DOMS or Delayed Onset Muscle Soreness may come about a day or two after participating in physical activity, particularly after doing something your body is not used to. You may find that if you don’t exercise at all, just running for a bus may cause you to feel sore muscles. For others, changing a high intensity exercise routine may bring about this uncomfortable stiffness in your whole body.


It is believed that the type of exercise that brings on this soreness is caused by doing eccentric exercises. This is where you are strengthening the muscle but lengthening it at the same time. An example of this is during the downwards phase of a squat, or when your pumping up your biceps, it is the downwards phase of the bicep curl.


DOMS Exercise


DOMS is fundamentally caused by microscopic ruptures within the muscle, and our pain receptors are then activated giving us the sensation of pain. Although DOMS is associated with muscle damage, it does not actually reflect the magnitude of the damage caused. Our muscles tend to recover within days and we end up with increased muscle bulk and stamina.


As a physiotherapist, it is important for me to mention that you need to be cautious and be aware of the symptoms you are feeling, ensuring you are always comparing DOMS to acute muscle pain. DOMS can be relieved with rest, ice, taking non steroidal anti-inflammatories such as Nurofen and doing gentle stretches. You are better off waiting until the DOMS calms down prior to continuing any exercise, otherwise the symptoms may just get worse! The ideal situation would be to start an exercise programme, slowly and gently. Build up the intensity, the load, the repetitions gradually to avoid any injury.

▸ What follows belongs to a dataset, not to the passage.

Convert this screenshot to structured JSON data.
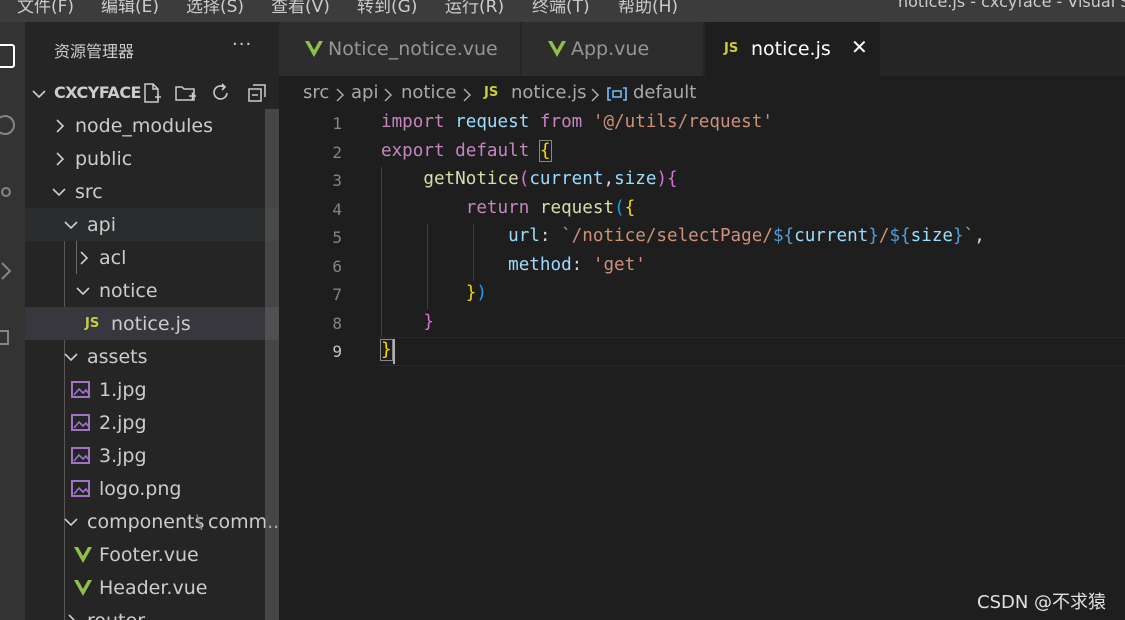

If you have any questions or if you need further advice, please call London Home Physio on 0207 096 0684 or email